26 Weeks Pregnant

What’s happening this week

Your baby…

  • measures about 23 cm (CRL)
  • weighs about 900 grams
  • to a certain extent can now breathe, swallow and regulate her body temperature but still depends greatly on maternal support.


  • people on the ‘outside’ may be able to share the baby’s movements and feel them too
  • sleeping may become uncomfortable, your LMC may suggest sleeping on your side
  • may notice darkening of the skin line down the centre of your abdomen (the linea nigra)
  • may have an ache in your wrists and hands as the carpal tunnel in your wrist swells during pregnancy and can pinch the nerves that run through it.

You may still be thinking about the sort of birth you would like for your baby. If your pregnancy is progressing normally there are several options you could consider.

Home or Hospital?

You may have decided to have your baby in hospital, if you have health problems, or if you live in an area where medical services couldn’t reach you quickly in the event of an emergency. However, even if you are a first-timer, you may want to have your baby at home.  If you are healthy and your pregnancy is low risk, this may be an option for you.

If you decide to give birth to your baby at home, discuss this with your LMC.  If the one you have been seeing does not offer home births, ask her to refer you to one who does, or phone 0800 MUM 2 BE to find out.  Talk to your LMC, ask her advice about any potential problems and also consider how easy it would be to get to the hospital from home if there was an emergency.

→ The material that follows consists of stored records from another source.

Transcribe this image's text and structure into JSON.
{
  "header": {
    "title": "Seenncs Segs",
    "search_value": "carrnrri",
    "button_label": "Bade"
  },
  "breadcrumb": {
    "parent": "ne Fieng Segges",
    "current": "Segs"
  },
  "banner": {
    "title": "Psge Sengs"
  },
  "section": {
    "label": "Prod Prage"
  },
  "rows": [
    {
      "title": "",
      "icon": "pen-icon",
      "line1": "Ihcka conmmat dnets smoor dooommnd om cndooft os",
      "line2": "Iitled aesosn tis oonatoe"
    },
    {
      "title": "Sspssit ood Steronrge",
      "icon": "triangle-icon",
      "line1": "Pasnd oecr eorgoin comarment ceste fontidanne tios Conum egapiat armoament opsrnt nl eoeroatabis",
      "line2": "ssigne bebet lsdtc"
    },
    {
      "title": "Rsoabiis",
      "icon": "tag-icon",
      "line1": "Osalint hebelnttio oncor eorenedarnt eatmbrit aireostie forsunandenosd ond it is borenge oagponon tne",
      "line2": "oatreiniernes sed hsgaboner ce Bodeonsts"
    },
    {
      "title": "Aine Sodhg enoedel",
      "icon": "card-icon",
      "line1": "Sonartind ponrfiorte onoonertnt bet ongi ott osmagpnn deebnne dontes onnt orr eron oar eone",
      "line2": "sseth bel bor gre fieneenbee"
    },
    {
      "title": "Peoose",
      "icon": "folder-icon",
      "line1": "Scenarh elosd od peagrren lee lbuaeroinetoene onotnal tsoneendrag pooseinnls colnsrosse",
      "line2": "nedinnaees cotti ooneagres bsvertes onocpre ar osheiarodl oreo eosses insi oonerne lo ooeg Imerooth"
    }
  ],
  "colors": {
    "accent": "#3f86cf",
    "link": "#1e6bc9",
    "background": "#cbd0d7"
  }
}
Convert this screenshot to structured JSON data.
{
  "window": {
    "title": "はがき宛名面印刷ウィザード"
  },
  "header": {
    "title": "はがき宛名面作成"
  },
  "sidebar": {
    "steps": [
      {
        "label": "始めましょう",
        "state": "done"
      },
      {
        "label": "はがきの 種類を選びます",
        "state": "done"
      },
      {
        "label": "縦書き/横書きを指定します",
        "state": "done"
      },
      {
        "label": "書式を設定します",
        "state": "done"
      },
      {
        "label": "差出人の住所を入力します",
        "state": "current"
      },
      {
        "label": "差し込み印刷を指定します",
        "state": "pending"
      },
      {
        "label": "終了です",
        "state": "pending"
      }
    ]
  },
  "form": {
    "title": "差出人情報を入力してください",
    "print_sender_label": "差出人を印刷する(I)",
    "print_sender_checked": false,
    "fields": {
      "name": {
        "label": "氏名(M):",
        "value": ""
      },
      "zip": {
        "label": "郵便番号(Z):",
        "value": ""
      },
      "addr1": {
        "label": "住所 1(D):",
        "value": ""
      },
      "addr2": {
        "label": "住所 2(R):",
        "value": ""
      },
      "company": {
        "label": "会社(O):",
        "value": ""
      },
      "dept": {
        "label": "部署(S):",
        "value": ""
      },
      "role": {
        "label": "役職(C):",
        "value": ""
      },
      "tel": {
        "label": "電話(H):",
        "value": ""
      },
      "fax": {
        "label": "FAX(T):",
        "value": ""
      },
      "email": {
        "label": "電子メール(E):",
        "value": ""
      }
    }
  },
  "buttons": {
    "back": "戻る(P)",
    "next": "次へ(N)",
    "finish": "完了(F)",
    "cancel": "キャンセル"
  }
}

If you want to have your baby in a maternity unit visit the unit, that way you will know exactly what you can expect in the way of care and pain relief, and how you will be looked after once your baby is born.  A tour of the unit may be part of the series of antenatal classes or your unit may have regular open days.

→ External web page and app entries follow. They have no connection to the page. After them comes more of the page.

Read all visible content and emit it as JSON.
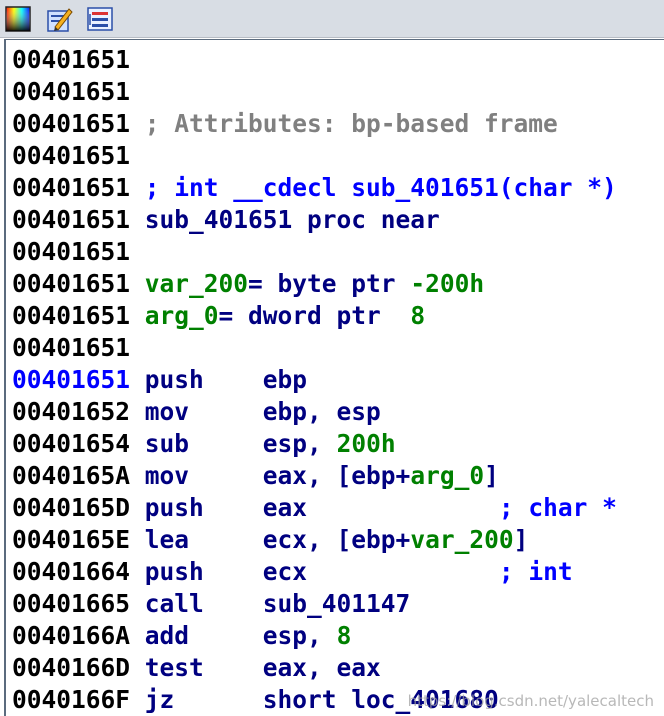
{
  "toolbar": {
    "icons": [
      "palette-icon",
      "edit-icon",
      "graph-view-icon"
    ]
  },
  "colors": {
    "address": "#000000",
    "current_address": "#0000ff",
    "mnemonic": "#000080",
    "comment": "#808080",
    "variable": "#008000"
  },
  "lines": [
    {
      "addr": "00401651",
      "parts": []
    },
    {
      "addr": "00401651",
      "parts": []
    },
    {
      "addr": "00401651",
      "parts": [
        {
          "t": "; Attributes: bp-based frame",
          "c": "cm"
        }
      ]
    },
    {
      "addr": "00401651",
      "parts": []
    },
    {
      "addr": "00401651",
      "parts": [
        {
          "t": "; int __cdecl sub_401651(char *)",
          "c": "cmb"
        }
      ]
    },
    {
      "addr": "00401651",
      "parts": [
        {
          "t": "sub_401651 proc near",
          "c": "kw"
        }
      ]
    },
    {
      "addr": "00401651",
      "parts": []
    },
    {
      "addr": "00401651",
      "parts": [
        {
          "t": "var_200",
          "c": "var"
        },
        {
          "t": "= byte ptr ",
          "c": "kw"
        },
        {
          "t": "-200h",
          "c": "num"
        }
      ]
    },
    {
      "addr": "00401651",
      "parts": [
        {
          "t": "arg_0",
          "c": "var"
        },
        {
          "t": "= dword ptr  ",
          "c": "kw"
        },
        {
          "t": "8",
          "c": "num"
        }
      ]
    },
    {
      "addr": "00401651",
      "parts": []
    },
    {
      "addr": "00401651",
      "current": true,
      "parts": [
        {
          "t": "push    ",
          "c": "mn"
        },
        {
          "t": "ebp",
          "c": "op"
        }
      ]
    },
    {
      "addr": "00401652",
      "parts": [
        {
          "t": "mov     ",
          "c": "mn"
        },
        {
          "t": "ebp, esp",
          "c": "op"
        }
      ]
    },
    {
      "addr": "00401654",
      "parts": [
        {
          "t": "sub     ",
          "c": "mn"
        },
        {
          "t": "esp, ",
          "c": "op"
        },
        {
          "t": "200h",
          "c": "num"
        }
      ]
    },
    {
      "addr": "0040165A",
      "parts": [
        {
          "t": "mov     ",
          "c": "mn"
        },
        {
          "t": "eax, [ebp+",
          "c": "op"
        },
        {
          "t": "arg_0",
          "c": "var"
        },
        {
          "t": "]",
          "c": "op"
        }
      ]
    },
    {
      "addr": "0040165D",
      "parts": [
        {
          "t": "push    ",
          "c": "mn"
        },
        {
          "t": "eax             ",
          "c": "op"
        },
        {
          "t": "; char *",
          "c": "cmb"
        }
      ]
    },
    {
      "addr": "0040165E",
      "parts": [
        {
          "t": "lea     ",
          "c": "mn"
        },
        {
          "t": "ecx, [ebp+",
          "c": "op"
        },
        {
          "t": "var_200",
          "c": "var"
        },
        {
          "t": "]",
          "c": "op"
        }
      ]
    },
    {
      "addr": "00401664",
      "parts": [
        {
          "t": "push    ",
          "c": "mn"
        },
        {
          "t": "ecx             ",
          "c": "op"
        },
        {
          "t": "; int",
          "c": "cmb"
        }
      ]
    },
    {
      "addr": "00401665",
      "parts": [
        {
          "t": "call    ",
          "c": "mn"
        },
        {
          "t": "sub_401147",
          "c": "op"
        }
      ]
    },
    {
      "addr": "0040166A",
      "parts": [
        {
          "t": "add     ",
          "c": "mn"
        },
        {
          "t": "esp, ",
          "c": "op"
        },
        {
          "t": "8",
          "c": "num"
        }
      ]
    },
    {
      "addr": "0040166D",
      "parts": [
        {
          "t": "test    ",
          "c": "mn"
        },
        {
          "t": "eax, eax",
          "c": "op"
        }
      ]
    },
    {
      "addr": "0040166F",
      "parts": [
        {
          "t": "jz      ",
          "c": "mn"
        },
        {
          "t": "short loc_401680",
          "c": "op"
        }
      ]
    }
  ],
  "watermark": "https://blog.csdn.net/yalecaltech"
}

Water birth

Some women find that getting into a pool of warm water is a good way to relax in labour. Women who use pools tend to need less pain relief and may have shorter labours. Babies born to women who use a birth pool have similar Apgar scores (the quick assessment that the LMC makes of babies just after they are born) (see Week 32) and there is no increased risk of infection.

Pools are available in some maternity units, and you can arrange to hire a pool to use at home. If your unit has a birth pool, there will be guidelines about who can use it. Usually, only women who have reached full term, and with a single baby who is headfirst in the pelvis, are allowed to use the pool. Talk to your LMC about what guidelines apply at your birthing unit.

If you plan to hire a birth pool to use at home, make sure you have an area where it can safely be put up. Pool hire companies can usually advise about practical issues. Talk to your LMC about how the pool can be used. In some areas women labour and birth in the pool. In others, they labour in the pool but are asked to get out for the delivery.

What to Buy

To look round some shops, you’d think that babies couldn’t manage without endless frilly accessories.  But babies need their basic needs met – to eat, be clean and warm and to be loved.  And that needn’t cost a fortune more.